Incentives are key to sustain the partnership in the long run. Tran Quynh Chi, Regional Director Asia Landscape, IDH, who has the experience of developing multistakeholder partnerships in the agricultural sector in various landscapes and jurisdictions throughout Asia, highlighted the importance of finding a business case for each of the involved stakeholders. Economic and trade incentives are especially useful to make partnerships palatable to many actors across the commodity supply chains, in both producing and consuming countries.
All types of incentives need to be clarified and optimised over time as part of creating and strengthening enabling environments. As noted by Karina Barrera from Ecuador, the government plays an important role. For example, at the subnational level, the government can coordinate jurisdictional deforestation-free programme involving all partners. The coordination includes connecting producers with potential buyers or off-takers and with the financial sector or donors. Further, the government at various levels provides the regulatory and institutional frameworks, in addition to promoting the progress achieved.
5. Don’t start from scratch
Mathis Freytag, Advisor, Deutsche Gesellschaft für Internationale Zusammenarbeit (GIZ), emphasised that there is no need to reinvent the wheel when a new partnership is developed. For example, an existing multistakeholder platform might be repurposed to meet new partnership objectives, especially if it works well and includes all key actors. For many of these actors, continuing and building upon what works is preferable, as it is more efficient and cost-effective.
At the very least, new partnerships must leverage success recipes from past and existing partnerships. In the context of international partnerships to promote deforestation-free supply chains, lessons learnt from the timber sector, especially from the Voluntary Partnership Agreement (VPA) processes of the EU Forest Law Enforcement, Governance and Trade (FLEGT), can inform potential partnerships focusing on other forest-risk commodities.

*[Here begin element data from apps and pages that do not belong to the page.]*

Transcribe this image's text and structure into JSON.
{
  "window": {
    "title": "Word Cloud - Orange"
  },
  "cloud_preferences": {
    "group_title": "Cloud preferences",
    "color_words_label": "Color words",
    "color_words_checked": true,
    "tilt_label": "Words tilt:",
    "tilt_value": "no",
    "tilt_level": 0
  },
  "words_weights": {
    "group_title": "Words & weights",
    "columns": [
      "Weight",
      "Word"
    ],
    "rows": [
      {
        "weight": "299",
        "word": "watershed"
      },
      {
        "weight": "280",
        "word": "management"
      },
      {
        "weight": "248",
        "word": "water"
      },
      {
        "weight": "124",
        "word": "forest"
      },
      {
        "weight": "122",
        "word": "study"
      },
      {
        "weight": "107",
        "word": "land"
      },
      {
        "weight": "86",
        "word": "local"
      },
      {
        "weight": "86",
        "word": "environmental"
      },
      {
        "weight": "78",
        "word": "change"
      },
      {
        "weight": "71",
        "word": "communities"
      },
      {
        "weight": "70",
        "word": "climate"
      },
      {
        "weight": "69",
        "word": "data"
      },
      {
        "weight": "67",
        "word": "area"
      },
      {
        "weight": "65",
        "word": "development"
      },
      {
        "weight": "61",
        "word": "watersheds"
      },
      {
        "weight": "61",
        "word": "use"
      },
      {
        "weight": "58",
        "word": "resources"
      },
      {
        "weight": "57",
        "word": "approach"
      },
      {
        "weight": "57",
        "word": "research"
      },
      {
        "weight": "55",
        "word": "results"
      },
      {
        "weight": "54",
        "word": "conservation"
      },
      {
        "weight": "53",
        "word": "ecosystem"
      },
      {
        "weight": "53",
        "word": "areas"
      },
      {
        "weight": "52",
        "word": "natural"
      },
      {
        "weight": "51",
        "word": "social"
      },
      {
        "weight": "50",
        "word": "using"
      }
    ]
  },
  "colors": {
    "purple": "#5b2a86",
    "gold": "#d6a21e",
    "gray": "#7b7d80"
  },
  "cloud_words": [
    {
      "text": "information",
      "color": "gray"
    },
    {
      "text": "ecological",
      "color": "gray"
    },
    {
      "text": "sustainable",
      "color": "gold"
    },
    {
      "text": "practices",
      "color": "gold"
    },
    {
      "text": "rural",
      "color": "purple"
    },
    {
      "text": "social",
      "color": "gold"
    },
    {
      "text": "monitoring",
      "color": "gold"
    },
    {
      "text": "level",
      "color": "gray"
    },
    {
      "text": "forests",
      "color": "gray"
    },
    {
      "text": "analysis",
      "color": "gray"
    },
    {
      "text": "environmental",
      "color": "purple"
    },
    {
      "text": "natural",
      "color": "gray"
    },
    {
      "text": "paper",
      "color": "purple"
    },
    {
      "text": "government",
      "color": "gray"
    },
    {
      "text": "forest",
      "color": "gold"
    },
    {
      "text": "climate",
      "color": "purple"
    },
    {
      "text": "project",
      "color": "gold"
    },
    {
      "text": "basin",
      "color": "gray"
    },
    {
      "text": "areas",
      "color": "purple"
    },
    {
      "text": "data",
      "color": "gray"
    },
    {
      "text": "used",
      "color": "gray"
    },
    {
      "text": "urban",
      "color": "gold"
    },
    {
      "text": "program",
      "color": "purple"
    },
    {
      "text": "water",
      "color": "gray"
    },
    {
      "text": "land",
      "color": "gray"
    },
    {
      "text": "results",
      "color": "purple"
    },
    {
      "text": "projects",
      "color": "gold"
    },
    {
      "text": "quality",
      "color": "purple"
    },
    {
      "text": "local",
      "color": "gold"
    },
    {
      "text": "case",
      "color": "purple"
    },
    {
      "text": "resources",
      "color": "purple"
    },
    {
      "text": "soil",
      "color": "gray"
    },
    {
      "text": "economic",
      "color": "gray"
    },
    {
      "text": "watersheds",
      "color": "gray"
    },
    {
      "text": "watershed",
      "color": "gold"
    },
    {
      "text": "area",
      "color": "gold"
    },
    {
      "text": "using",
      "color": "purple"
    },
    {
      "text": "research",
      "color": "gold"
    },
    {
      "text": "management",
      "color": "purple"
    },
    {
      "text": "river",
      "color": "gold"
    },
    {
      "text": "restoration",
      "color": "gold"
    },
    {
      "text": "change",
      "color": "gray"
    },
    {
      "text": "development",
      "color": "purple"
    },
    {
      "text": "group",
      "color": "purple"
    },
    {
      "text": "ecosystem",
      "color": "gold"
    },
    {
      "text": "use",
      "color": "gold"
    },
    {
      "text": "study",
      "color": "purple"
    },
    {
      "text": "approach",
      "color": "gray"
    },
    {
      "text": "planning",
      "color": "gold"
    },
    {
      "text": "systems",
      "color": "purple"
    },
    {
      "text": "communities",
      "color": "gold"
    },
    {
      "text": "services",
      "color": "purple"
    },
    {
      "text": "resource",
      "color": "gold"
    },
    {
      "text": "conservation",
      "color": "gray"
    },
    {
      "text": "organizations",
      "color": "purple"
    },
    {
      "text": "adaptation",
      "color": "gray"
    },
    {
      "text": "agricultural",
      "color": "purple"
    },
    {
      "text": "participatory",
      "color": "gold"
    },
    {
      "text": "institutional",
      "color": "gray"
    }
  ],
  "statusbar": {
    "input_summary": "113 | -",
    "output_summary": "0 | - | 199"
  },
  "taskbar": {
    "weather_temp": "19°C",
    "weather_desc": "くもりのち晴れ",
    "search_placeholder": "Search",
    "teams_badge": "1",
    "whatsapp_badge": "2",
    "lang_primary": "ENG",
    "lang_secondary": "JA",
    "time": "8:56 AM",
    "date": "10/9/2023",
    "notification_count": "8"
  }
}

6. A pinch of patience
All panellists underscored that partnerships are not built overnight. Building trust and effective partnerships that don’t go stale takes a lot of time, patience and hard work. All partners must therefore be aware of the various limitations when setting up a partnership and adjust their expectations accordingly. Thus, the timeline must be realistically developed starting from the planning stage.
As we enter our second decade, we at the EU REDD Facility continue to mix and blend these six ingredients of successful partnerships. They form part of the recipe for innovative and collaborative approaches and solutions to advance our partner countries’ forest and land-use governance and development goals. We invite all interested partners to exchange further ideas on multistakeholder partnerships to support legal and sustainable supply chains of forest-risk commodities.